Do not forget the costume sector. Retro, noir, despite being set in a dystopian future, paying attention to detail so as to create a familiarity in the staging while dealing with science fiction topics.
An Oscar-winning script | Blade Runner retro review
The true essence of Blade Runner, leaving aside the visual power, remains the script. A visionary and intriguing story which reaches peaks of perfection, in particular with the final monologue recited by Rutger Hauer. The characterization of the characters, the overwhelming action and above all the conflict between human or artificial feelings that have to distinguish and live the protagonists. The ending is the strongest they could have created with this work, probably Nolan for all his endings left to the viewer was inspired by theorigami unicorn that has always characterized this film.
Being able to match and distinguish human and artificial, natural love or induced love, memories that could have been grafted or actually lived. Blade Runner doesn’t have a single flaw in all of its versions from Final Cut to Director’s Cut (there should be seven versions in total, all with different details in them).
Blade Runner is a masterpiece of the science fiction genre, only achieved, probably, from 2001, A Space Odyssey by Stanley Kubrick. No film has ever been able to analyze and dig so deeply into the laws of robotics and morality, grafting the viewer himself into doubt as to how right it is to go further in scientific experimentation and what is morally acceptable or not. What would humankind do if it were no longer able to distinguish who is artificial or not? What is right for an android to do that is unaware of it? Are the machines at our service or will they one day not only be the same as us in every way but even dominate us or kill us?

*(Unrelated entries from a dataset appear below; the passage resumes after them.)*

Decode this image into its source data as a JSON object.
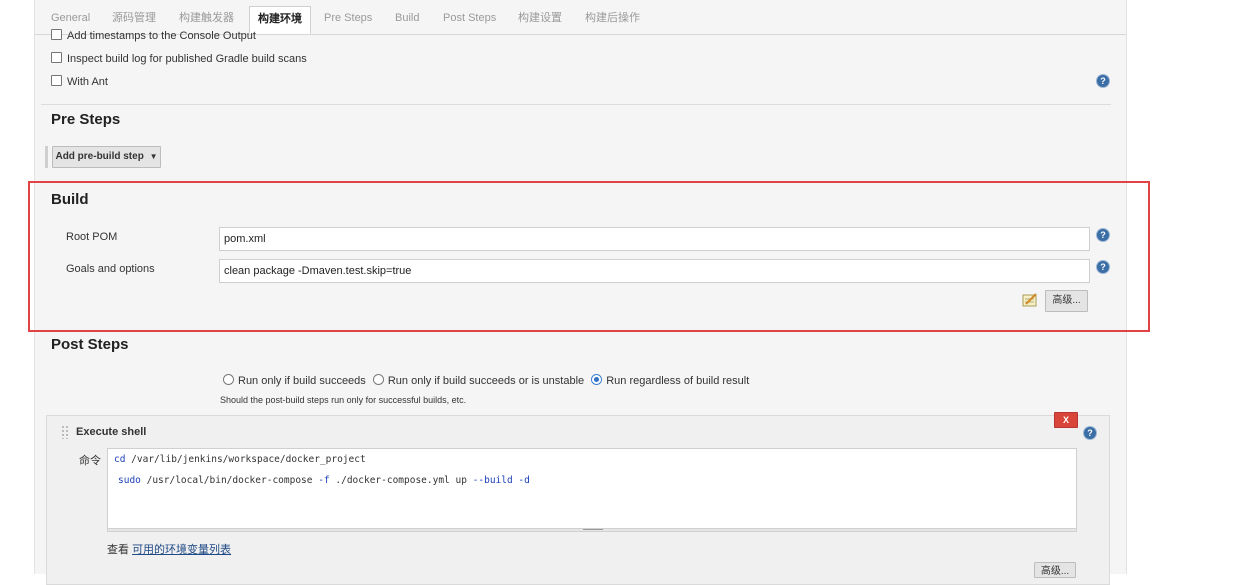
{
  "tabs": [
    "General",
    "源码管理",
    "构建触发器",
    "构建环境",
    "Pre Steps",
    "Build",
    "Post Steps",
    "构建设置",
    "构建后操作"
  ],
  "active_tab": "构建环境",
  "build_env": {
    "options": [
      "Add timestamps to the Console Output",
      "Inspect build log for published Gradle build scans",
      "With Ant"
    ]
  },
  "help_glyph": "?",
  "pre_steps": {
    "title": "Pre Steps",
    "add_button": "Add pre-build step"
  },
  "build": {
    "title": "Build",
    "root_pom_label": "Root POM",
    "root_pom_value": "pom.xml",
    "goals_label": "Goals and options",
    "goals_value": "clean package -Dmaven.test.skip=true",
    "advanced_button": "高级..."
  },
  "post_steps": {
    "title": "Post Steps",
    "radio_options": [
      "Run only if build succeeds",
      "Run only if build succeeds or is unstable",
      "Run regardless of build result"
    ],
    "selected_index": 2,
    "hint": "Should the post-build steps run only for successful builds, etc."
  },
  "execute_shell": {
    "title": "Execute shell",
    "delete_label": "X",
    "command_label": "命令",
    "command_line1_plain": "cd /var/lib/jenkins/workspace/docker_project",
    "command_line2_plain": "sudo /usr/local/bin/docker-compose -f ./docker-compose.yml up --build -d",
    "env_prefix": "查看",
    "env_link": "可用的环境变量列表",
    "advanced_button": "高级..."
  },
  "colors": {
    "highlight_border": "#e04343",
    "delete_button": "#d9443b",
    "help_icon": "#3a6ea5",
    "link": "#204a87"
  }
}
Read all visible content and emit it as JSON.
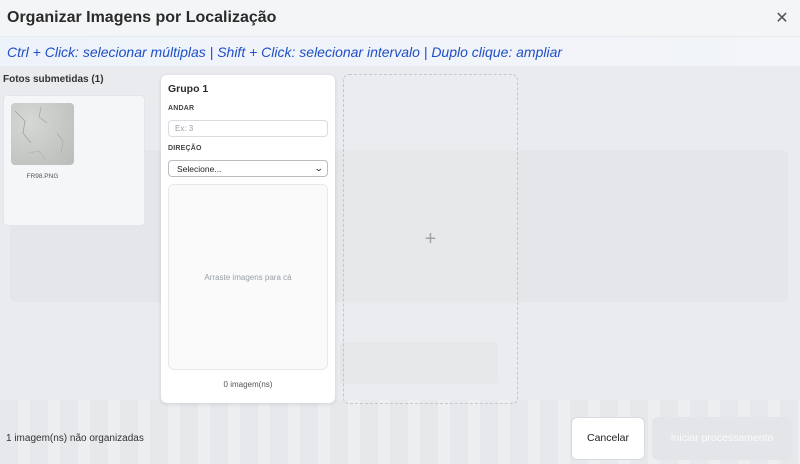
{
  "header": {
    "title": "Organizar Imagens por Localização",
    "close_icon": "close-icon"
  },
  "hint": "Ctrl + Click: selecionar múltiplas | Shift + Click: selecionar intervalo | Duplo clique: ampliar",
  "submitted": {
    "title": "Fotos submetidas (1)",
    "photos": [
      {
        "name": "FR98.PNG"
      }
    ]
  },
  "groups": [
    {
      "title": "Grupo 1",
      "floor_label": "ANDAR",
      "floor_placeholder": "Ex: 3",
      "floor_value": "",
      "direction_label": "DIREÇÃO",
      "direction_selected": "Selecione...",
      "dropzone_text": "Arraste imagens para cá",
      "count_text": "0 imagem(ns)"
    }
  ],
  "add_group_icon": "plus-icon",
  "footer": {
    "status": "1 imagem(ns) não organizadas",
    "cancel_label": "Cancelar",
    "start_label": "Iniciar processamento"
  }
}
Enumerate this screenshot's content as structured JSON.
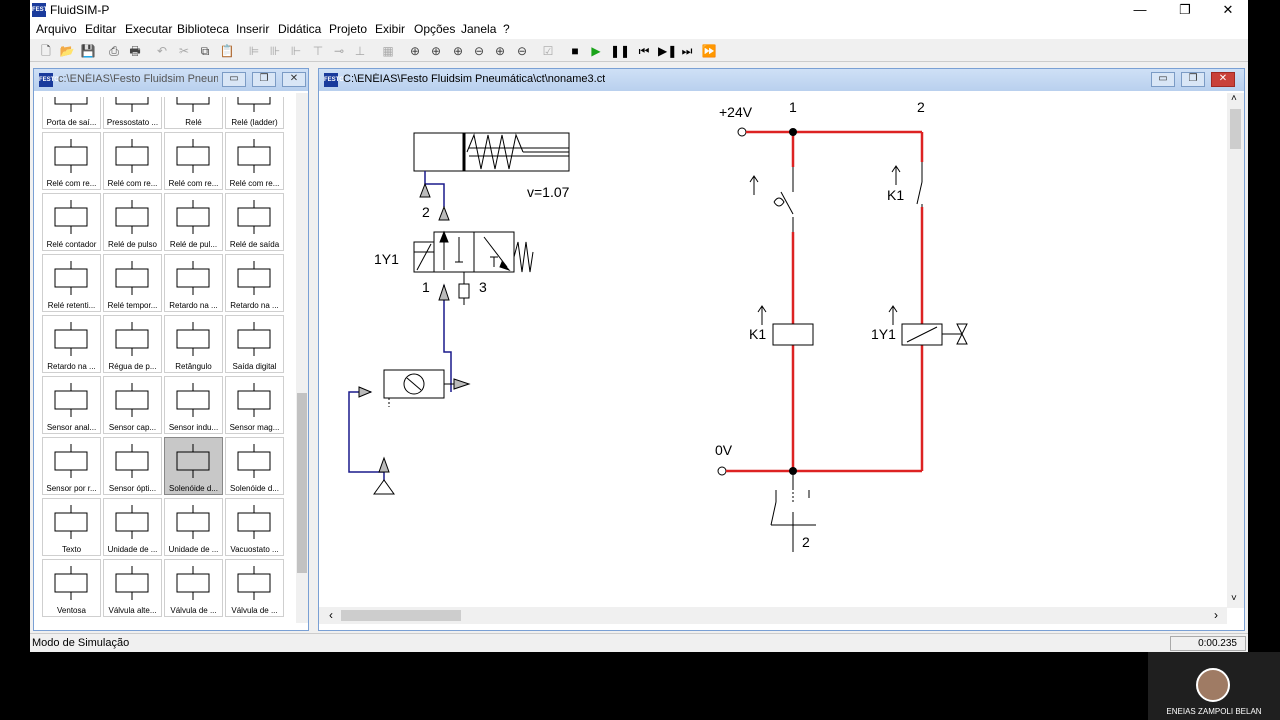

Ridley Scott’s ability to make us ask these questions is what he makes of Blade Runner the cult film it is today. Perfection.
I’ve seen things that you humans …
Points in favor